Initial Coin Offerings (ICOs) and Decentralised Autonomous Organisation (DAO) are new forms of entity that use cryptocurrencies and exploit Blockchain technology. Have you seen this in your jurisdiction, and what are your thoughts from a legal perspective

The Commission de Surveillance du Secteur Financier has very recently endorsed the position of the European Securities and Markets Authority (ESMA) regarding ICOs and the related risks for investors entering that non-regulated world.

Today, organisations that intend to launch an ICO in Luxembourg should self-assess whether they fall outside the scope of the regulation applicable to the issuance of securities, or request a negative clearance from the CSSF that will assess each case on its particular merits. A white paper containing all the necessary information for a potential token buyer may be considered and reviewed as a prospectus. It is paramount for the supervisor and the issuer to agree on the legal basis of the proposed ICO.

As such, ICO issuing platforms may well require ministerial prior authorisation and CSSF ongoing supervision, if assimilated as a professional entity of the financial sector.

The banking regulation (raising funds from the public with a view to lending) and investment fund regulation might also apply, with all the related requirements (capitalisation, governance, risk management policies, transparency and reporting, valuation, AML/FT and KYC obligations).

The US Securities and Exchange Commission (SEC) has issued a report into ICOs, concluding that they have the same characteristics as securities issuances and are therefore subject to the same regulatory and legal regime.

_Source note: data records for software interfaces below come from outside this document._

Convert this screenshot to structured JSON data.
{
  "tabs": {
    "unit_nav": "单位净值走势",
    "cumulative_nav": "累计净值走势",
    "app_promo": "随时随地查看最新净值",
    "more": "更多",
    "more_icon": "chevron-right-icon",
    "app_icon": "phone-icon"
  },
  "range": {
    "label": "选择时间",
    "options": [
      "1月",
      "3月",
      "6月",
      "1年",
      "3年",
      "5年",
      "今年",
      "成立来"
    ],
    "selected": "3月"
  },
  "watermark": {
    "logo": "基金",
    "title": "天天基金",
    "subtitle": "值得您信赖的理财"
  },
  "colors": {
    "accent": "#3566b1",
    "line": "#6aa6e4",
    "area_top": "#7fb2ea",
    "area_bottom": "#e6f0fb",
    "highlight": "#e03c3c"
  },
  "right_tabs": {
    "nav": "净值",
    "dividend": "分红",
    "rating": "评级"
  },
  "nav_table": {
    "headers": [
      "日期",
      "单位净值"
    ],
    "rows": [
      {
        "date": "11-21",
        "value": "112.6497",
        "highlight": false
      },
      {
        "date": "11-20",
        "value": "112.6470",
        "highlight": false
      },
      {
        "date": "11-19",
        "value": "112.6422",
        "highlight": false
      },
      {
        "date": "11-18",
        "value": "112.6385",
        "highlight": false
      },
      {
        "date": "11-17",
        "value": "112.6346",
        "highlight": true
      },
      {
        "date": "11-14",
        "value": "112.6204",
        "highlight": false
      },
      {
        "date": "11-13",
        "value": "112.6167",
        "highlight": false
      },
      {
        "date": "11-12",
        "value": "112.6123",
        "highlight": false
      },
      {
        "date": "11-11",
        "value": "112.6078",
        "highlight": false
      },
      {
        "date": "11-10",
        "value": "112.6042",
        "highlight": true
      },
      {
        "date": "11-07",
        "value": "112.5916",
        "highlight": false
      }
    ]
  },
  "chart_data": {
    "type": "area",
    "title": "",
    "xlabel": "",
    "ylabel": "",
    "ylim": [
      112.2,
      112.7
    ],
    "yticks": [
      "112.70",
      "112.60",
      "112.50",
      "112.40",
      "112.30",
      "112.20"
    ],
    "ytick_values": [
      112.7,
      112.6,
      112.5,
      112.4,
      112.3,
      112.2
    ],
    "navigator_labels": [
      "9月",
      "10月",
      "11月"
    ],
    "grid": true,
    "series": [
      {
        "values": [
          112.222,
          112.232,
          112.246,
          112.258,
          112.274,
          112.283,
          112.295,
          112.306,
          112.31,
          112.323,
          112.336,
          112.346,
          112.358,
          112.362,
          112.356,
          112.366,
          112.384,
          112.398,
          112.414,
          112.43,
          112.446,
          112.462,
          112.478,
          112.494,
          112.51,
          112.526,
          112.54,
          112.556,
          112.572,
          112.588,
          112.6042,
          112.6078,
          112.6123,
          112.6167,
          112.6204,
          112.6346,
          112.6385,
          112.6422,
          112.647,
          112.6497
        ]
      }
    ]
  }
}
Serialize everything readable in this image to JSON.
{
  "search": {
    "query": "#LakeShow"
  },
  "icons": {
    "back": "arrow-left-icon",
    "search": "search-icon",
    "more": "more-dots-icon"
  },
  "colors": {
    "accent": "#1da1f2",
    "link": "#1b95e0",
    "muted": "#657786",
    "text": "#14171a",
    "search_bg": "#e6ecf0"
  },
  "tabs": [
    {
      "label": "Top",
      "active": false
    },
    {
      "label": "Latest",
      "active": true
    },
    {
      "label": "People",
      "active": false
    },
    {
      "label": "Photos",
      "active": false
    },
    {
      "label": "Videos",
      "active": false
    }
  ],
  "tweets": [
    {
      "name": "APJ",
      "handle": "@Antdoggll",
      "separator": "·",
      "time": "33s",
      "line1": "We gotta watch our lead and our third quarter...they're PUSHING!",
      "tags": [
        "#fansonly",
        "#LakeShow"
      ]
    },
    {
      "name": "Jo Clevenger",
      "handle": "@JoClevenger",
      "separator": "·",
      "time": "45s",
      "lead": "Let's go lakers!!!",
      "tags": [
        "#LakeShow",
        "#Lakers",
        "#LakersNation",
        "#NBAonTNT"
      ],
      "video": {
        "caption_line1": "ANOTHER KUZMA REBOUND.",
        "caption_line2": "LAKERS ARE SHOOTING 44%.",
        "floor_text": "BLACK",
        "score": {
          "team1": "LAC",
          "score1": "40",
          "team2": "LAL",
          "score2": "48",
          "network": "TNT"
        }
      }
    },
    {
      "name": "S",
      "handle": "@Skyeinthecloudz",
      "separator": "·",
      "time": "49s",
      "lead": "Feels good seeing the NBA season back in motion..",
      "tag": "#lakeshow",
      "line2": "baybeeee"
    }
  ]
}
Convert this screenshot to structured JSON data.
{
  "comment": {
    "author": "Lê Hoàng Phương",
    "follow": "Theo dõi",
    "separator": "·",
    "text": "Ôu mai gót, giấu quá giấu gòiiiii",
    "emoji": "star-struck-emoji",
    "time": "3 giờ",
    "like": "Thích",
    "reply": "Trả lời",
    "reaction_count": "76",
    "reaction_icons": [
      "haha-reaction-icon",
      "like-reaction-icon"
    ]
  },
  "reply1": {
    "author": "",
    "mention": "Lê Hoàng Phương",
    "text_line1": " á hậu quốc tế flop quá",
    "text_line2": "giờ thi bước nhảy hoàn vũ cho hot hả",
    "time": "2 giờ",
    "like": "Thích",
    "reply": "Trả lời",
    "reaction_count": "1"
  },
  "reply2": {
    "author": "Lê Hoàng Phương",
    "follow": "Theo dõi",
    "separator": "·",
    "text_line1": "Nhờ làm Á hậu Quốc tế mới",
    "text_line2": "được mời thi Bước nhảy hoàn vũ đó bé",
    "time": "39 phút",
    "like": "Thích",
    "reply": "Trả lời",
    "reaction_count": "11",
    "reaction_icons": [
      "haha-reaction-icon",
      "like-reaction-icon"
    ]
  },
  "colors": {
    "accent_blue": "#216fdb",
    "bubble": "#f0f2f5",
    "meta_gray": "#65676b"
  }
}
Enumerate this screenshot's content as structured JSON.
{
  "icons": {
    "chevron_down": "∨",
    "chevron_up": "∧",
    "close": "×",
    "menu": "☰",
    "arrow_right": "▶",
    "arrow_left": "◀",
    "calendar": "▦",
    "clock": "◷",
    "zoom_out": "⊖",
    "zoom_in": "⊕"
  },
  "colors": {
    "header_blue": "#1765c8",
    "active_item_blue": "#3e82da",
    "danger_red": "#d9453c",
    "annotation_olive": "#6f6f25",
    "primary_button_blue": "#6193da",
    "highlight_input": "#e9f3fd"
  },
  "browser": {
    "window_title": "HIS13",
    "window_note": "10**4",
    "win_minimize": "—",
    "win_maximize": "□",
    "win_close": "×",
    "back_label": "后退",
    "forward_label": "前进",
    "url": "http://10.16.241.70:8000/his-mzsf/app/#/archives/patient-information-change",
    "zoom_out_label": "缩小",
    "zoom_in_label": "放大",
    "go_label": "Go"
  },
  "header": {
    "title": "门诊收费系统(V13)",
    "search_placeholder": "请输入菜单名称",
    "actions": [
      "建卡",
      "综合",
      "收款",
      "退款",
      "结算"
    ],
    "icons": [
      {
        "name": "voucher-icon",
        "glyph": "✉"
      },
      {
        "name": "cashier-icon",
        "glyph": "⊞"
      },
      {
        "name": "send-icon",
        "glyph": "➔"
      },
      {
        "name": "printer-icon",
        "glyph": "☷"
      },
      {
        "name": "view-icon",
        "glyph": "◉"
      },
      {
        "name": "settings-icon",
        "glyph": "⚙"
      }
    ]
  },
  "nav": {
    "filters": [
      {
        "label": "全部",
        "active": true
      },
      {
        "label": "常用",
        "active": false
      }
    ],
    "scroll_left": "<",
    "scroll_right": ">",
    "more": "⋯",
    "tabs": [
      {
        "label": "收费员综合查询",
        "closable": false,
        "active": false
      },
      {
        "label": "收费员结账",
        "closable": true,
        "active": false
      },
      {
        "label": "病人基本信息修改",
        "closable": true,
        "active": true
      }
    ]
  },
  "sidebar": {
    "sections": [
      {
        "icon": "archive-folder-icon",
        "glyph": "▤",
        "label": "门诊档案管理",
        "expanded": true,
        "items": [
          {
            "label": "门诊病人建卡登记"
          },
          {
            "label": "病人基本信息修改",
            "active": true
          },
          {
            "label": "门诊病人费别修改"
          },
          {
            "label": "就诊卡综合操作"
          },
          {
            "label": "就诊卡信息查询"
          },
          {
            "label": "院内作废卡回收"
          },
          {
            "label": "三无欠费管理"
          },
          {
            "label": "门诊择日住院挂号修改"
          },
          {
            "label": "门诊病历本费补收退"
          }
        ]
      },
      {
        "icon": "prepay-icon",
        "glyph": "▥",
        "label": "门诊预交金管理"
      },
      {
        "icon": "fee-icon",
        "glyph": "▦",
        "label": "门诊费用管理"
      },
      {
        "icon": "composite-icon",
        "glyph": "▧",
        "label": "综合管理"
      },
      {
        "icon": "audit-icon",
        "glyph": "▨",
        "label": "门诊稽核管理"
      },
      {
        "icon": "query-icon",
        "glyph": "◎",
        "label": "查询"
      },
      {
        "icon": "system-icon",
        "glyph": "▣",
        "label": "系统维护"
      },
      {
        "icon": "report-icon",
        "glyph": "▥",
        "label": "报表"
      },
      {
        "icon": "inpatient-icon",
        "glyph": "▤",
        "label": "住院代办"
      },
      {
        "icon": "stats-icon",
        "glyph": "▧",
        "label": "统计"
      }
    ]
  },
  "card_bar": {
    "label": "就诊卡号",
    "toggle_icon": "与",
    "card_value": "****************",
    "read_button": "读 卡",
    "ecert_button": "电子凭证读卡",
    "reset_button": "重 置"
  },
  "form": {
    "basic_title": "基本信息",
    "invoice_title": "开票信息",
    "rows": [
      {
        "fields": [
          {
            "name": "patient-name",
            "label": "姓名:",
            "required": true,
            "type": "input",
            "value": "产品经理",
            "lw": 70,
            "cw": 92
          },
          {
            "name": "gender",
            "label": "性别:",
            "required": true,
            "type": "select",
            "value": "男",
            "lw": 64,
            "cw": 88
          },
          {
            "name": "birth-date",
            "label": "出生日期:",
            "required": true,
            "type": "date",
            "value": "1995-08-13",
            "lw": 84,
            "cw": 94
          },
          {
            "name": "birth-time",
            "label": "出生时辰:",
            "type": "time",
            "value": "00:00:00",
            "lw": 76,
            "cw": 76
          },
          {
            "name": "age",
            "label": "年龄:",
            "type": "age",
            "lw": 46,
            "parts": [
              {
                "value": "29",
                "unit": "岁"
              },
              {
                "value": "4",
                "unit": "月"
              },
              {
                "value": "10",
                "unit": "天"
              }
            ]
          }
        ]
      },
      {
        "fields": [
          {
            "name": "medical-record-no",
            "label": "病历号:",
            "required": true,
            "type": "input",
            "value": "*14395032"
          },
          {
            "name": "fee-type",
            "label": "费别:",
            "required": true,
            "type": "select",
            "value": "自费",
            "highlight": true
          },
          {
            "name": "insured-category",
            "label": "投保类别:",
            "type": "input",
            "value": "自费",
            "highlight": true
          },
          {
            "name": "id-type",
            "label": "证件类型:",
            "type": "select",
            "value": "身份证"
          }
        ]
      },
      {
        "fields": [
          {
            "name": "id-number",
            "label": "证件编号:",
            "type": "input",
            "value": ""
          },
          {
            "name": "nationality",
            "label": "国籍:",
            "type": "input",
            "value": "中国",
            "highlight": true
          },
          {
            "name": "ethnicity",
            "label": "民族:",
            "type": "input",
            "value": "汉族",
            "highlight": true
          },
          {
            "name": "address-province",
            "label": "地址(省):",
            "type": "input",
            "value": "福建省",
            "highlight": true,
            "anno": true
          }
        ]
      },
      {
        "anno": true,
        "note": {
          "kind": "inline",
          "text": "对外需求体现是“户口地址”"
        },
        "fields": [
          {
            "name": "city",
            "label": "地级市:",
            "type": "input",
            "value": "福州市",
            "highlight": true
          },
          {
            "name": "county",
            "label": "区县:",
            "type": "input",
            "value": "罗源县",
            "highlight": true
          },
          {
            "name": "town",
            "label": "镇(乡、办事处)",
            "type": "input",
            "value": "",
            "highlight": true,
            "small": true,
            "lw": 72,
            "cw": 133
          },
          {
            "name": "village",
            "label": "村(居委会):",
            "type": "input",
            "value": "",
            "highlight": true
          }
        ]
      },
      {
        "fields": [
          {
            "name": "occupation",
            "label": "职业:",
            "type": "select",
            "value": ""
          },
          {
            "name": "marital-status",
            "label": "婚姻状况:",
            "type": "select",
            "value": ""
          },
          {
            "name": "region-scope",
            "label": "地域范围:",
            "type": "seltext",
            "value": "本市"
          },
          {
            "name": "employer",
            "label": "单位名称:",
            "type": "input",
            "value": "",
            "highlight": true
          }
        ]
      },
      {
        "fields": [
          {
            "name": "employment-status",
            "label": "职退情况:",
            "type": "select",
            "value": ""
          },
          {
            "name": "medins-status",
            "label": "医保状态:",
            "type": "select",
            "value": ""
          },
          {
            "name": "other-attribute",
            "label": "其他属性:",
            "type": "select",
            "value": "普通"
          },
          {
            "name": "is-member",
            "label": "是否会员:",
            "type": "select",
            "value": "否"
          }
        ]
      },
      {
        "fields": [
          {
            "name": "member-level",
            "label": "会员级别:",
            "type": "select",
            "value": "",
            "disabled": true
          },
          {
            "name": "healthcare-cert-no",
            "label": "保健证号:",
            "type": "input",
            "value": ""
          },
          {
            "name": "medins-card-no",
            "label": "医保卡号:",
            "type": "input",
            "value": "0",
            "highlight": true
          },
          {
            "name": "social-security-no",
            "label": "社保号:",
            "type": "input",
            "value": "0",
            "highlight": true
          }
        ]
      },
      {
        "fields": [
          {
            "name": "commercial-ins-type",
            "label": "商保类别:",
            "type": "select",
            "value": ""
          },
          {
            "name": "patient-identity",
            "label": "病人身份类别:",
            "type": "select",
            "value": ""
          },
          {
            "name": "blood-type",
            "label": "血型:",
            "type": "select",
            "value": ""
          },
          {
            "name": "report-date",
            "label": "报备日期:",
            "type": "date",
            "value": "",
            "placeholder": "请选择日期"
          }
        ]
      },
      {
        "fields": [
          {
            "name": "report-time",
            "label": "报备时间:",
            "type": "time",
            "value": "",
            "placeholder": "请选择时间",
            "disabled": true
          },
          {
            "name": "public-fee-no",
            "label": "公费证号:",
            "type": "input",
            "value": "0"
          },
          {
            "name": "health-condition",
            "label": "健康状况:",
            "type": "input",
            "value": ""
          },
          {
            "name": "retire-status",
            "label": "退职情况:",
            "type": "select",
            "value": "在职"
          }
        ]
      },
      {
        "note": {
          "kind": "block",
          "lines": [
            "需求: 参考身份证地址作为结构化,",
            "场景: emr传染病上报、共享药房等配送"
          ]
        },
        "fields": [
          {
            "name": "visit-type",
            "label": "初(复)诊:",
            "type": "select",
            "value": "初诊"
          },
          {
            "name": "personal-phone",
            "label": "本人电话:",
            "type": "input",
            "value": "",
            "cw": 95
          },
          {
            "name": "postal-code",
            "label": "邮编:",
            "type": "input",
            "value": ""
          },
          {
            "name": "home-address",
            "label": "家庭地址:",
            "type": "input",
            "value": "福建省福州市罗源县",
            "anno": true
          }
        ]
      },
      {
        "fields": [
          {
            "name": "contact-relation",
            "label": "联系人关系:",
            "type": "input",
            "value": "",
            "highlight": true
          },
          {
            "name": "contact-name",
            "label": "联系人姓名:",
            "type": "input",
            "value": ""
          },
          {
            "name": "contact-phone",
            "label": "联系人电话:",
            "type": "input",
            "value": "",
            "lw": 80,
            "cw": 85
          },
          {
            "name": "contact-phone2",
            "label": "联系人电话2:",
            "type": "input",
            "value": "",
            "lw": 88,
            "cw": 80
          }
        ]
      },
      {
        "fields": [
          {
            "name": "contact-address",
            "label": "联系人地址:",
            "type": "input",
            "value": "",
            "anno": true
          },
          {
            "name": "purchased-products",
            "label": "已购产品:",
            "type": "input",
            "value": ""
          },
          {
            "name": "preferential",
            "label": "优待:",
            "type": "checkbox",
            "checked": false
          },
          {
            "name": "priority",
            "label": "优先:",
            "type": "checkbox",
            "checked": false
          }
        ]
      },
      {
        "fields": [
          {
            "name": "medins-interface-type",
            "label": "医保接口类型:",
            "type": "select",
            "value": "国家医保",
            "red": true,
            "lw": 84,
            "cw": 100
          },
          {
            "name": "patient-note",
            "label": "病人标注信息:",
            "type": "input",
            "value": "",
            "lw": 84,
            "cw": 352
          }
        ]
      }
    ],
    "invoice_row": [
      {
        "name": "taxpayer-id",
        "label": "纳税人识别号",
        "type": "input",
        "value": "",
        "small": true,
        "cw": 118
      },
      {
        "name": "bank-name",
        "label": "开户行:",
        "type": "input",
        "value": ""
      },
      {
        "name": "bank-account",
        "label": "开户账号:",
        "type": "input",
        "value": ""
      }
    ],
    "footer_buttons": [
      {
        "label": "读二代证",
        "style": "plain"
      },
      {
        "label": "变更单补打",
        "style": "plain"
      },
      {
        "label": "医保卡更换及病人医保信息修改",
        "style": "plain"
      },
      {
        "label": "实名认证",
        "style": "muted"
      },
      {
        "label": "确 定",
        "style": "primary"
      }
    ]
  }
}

In response, many ICOs have begun to exclude US investors from participating.